States along the I-35 Corridor, and many others, have been working to increase pollinator habitat along the corridor to increase awareness and education and have had many successes. Much work is being done to protect pollinators and increase food sources.
“With the monarch population’s significant decline, it’s now more important than ever to preserve these important habitats,” said Minnesota Department of Transportation Commissioner Charlie Zelle. “State roadways provide acres of habitat for pollinators, but that’s only a small portion needed for pollinator recovery. It’s important to build awareness and education along the I-35 corridor about pollinator needs on public and private lands to ensure monarch butterflies and other pollinators can flourish.”
Minnesota is among six state transportation departments and the Federal Highway Administration that signed a memorandum of understanding in 2016 designed to improve pollinator habitat along Interstate 35, a key migratory corridor for monarch butterflies. The MOU informally identifies the 1,500-mile I-35 corridor as the “Monarch Highway.”
This partnership demonstrates a broad commitment toward preserving the monarch butterfly and other pollinators.

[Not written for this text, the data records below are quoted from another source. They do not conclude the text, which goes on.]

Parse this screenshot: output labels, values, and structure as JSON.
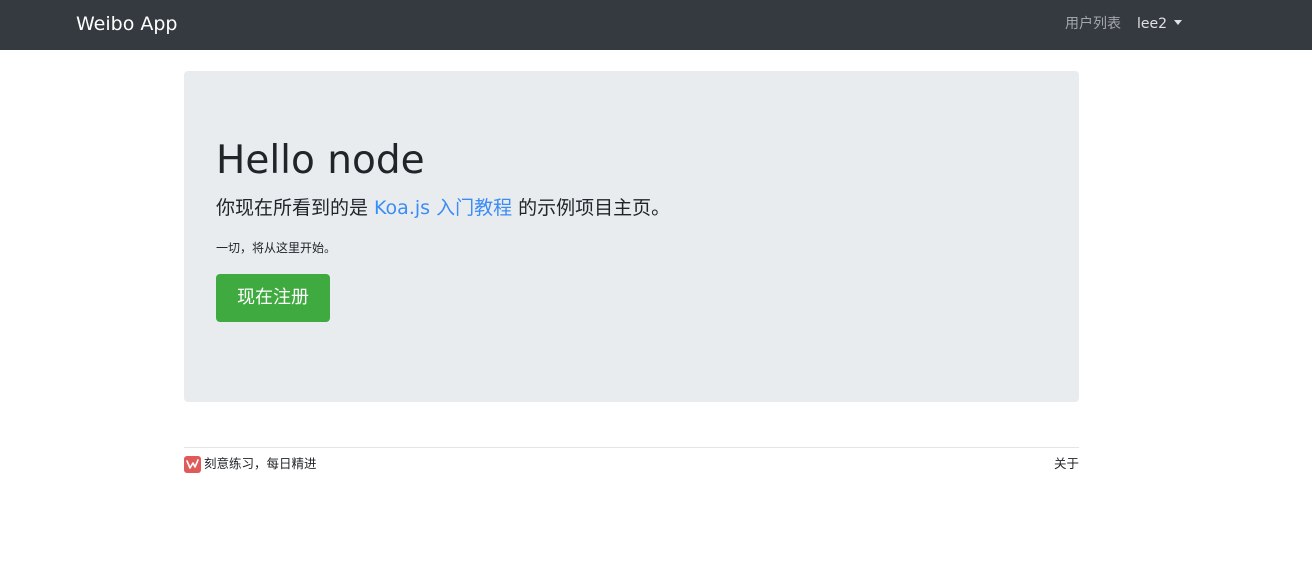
{
  "navbar": {
    "brand": "Weibo App",
    "users_link": "用户列表",
    "current_user": "lee2"
  },
  "hero": {
    "title": "Hello node",
    "lead_before": "你现在所看到的是 ",
    "lead_link": "Koa.js 入门教程",
    "lead_after": " 的示例项目主页。",
    "subtext": "一切，将从这里开始。",
    "register_button": "现在注册"
  },
  "footer": {
    "logo_icon": "brand-logo-icon",
    "slogan": "刻意练习，每日精进",
    "about": "关于"
  },
  "colors": {
    "navbar_bg": "#343a40",
    "jumbotron_bg": "#e9ecef",
    "link": "#3b8cf5",
    "success_button": "#3faa3f",
    "logo": "#e05a5a"
  }
}
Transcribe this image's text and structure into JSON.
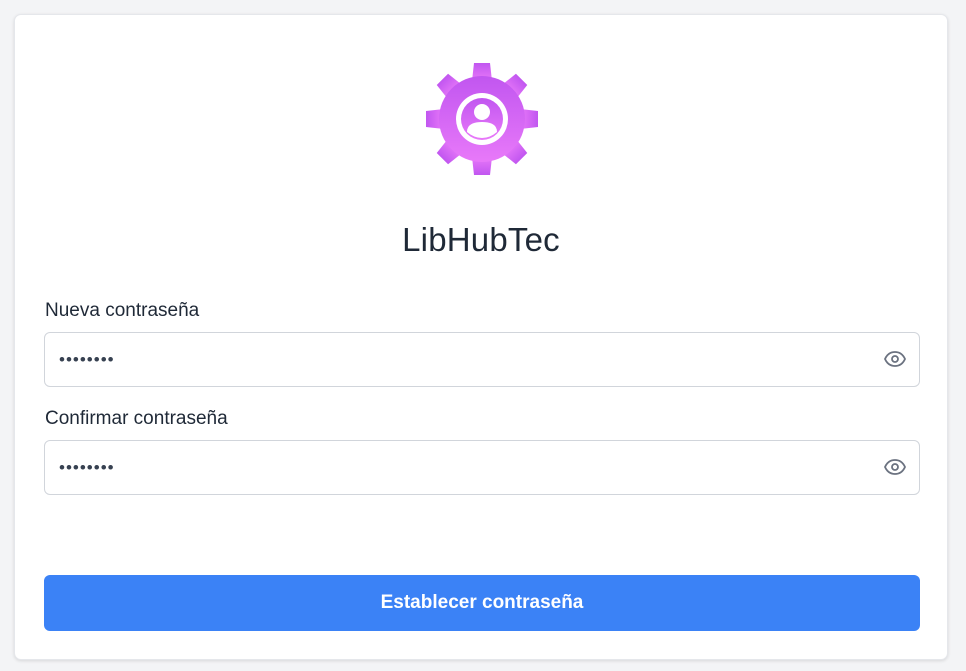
{
  "app": {
    "title": "LibHubTec",
    "logo_icon": "gear-user-icon",
    "logo_gradient": [
      "#c156f0",
      "#e879f9"
    ]
  },
  "form": {
    "new_password": {
      "label": "Nueva contraseña",
      "value": "••••••••",
      "toggle_icon": "eye-icon"
    },
    "confirm_password": {
      "label": "Confirmar contraseña",
      "value": "••••••••",
      "toggle_icon": "eye-icon"
    },
    "submit_label": "Establecer contraseña"
  },
  "colors": {
    "primary": "#3b82f6",
    "text": "#1f2937",
    "border": "#d1d5db"
  }
}
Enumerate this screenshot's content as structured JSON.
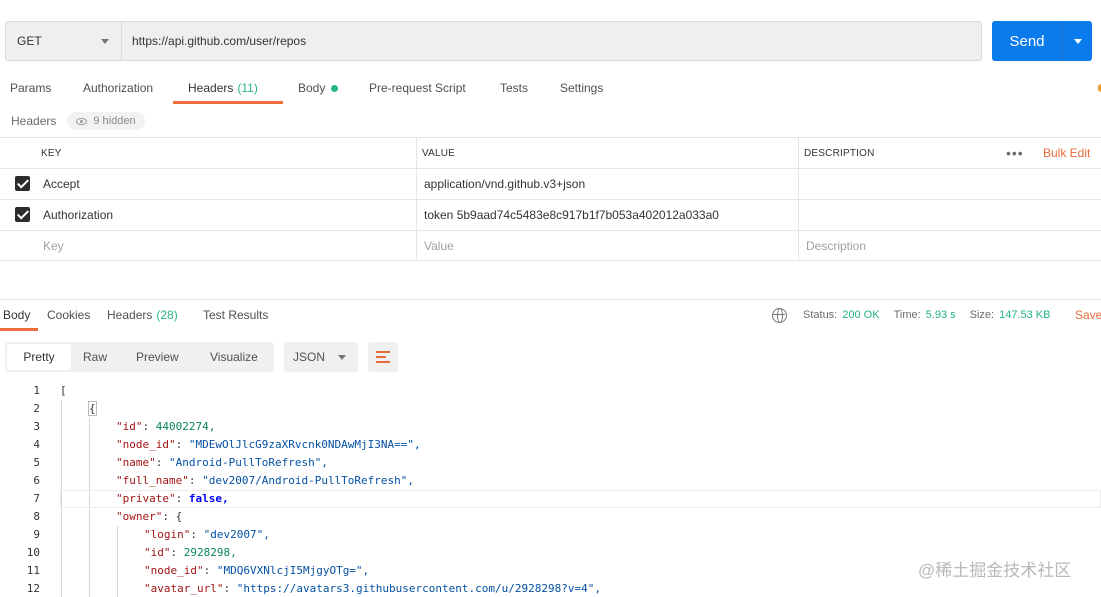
{
  "request": {
    "method": "GET",
    "url": "https://api.github.com/user/repos",
    "send_label": "Send"
  },
  "tabs": [
    {
      "label": "Params"
    },
    {
      "label": "Authorization"
    },
    {
      "label": "Headers",
      "count": "(11)"
    },
    {
      "label": "Body"
    },
    {
      "label": "Pre-request Script"
    },
    {
      "label": "Tests"
    },
    {
      "label": "Settings"
    }
  ],
  "headers_section": {
    "label": "Headers",
    "hidden": "9 hidden"
  },
  "headers_table": {
    "columns": [
      "KEY",
      "VALUE",
      "DESCRIPTION"
    ],
    "bulk_edit": "Bulk Edit",
    "more": "•••",
    "rows": [
      {
        "key": "Accept",
        "value": "application/vnd.github.v3+json",
        "description": ""
      },
      {
        "key": "Authorization",
        "value": "token 5b9aad74c5483e8c917b1f7b053a402012a033a0",
        "description": ""
      }
    ],
    "placeholders": {
      "key": "Key",
      "value": "Value",
      "description": "Description"
    }
  },
  "response": {
    "tabs": [
      {
        "label": "Body"
      },
      {
        "label": "Cookies"
      },
      {
        "label": "Headers",
        "count": "(28)"
      },
      {
        "label": "Test Results"
      }
    ],
    "status_label": "Status:",
    "status_value": "200 OK",
    "time_label": "Time:",
    "time_value": "5.93 s",
    "size_label": "Size:",
    "size_value": "147.53 KB",
    "save": "Save"
  },
  "view": {
    "modes": [
      "Pretty",
      "Raw",
      "Preview",
      "Visualize"
    ],
    "format": "JSON"
  },
  "code": {
    "line_numbers": [
      "1",
      "2",
      "3",
      "4",
      "5",
      "6",
      "7",
      "8",
      "9",
      "10",
      "11",
      "12"
    ],
    "lines": [
      "[",
      "{",
      "\"id\": 44002274,",
      "\"node_id\": \"MDEwOlJlcG9zaXRvcnk0NDAwMjI3NA==\",",
      "\"name\": \"Android-PullToRefresh\",",
      "\"full_name\": \"dev2007/Android-PullToRefresh\",",
      "\"private\": false,",
      "\"owner\": {",
      "\"login\": \"dev2007\",",
      "\"id\": 2928298,",
      "\"node_id\": \"MDQ6VXNlcjI5MjgyOTg=\",",
      "\"avatar_url\": \"https://avatars3.githubusercontent.com/u/2928298?v=4\","
    ]
  },
  "watermark": "@稀土掘金技术社区",
  "colors": {
    "accent": "#f26b3a",
    "send": "#097bed",
    "success": "#26b47f"
  }
}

In Minnesota, MnDOT is increasing the use of native plants on roadsides and is expanding the agency’s prescribed fire program to further enhance existing native vegetation and habitats. MnDOT is also collaborating with researchers, other governments, and nonprofit organizations to better understand roadside habitat use by pollinators. The use of flowering plants has even attracted the federally endangered rusty-patched bumble bee to roadside in St. Paul.
During the last 20 years, the monarch population has decreased due mainly to the loss of the milkweed plant that serves as both a nectar source for adult monarchs and food for monarch caterpillars. Without any action to preserve them, these pollinators may disappear.
“While much remains to be done to combat a multitude of contributing factors to pollinator declines, such as disappearing pollinator habitat and the use of pesticides, National Pollinator Week is a chance to reflect and celebrate the achievements that have been done this year,” Zelle said. “It helps raise awareness of the important role pollinators play in our daily lives.”
Monarch butterflies hatched in late summer or early fall migrate south to winter in Mexico. In the spring, the butterflies return to the southern United States and lay eggs. Successive generations of monarchs continue moving north, which takes them along the I-35 corridor and finally into the northern United States and Canada. These monarchs begin the cycle over again by completing the 1,500-mile trek back to Mexico.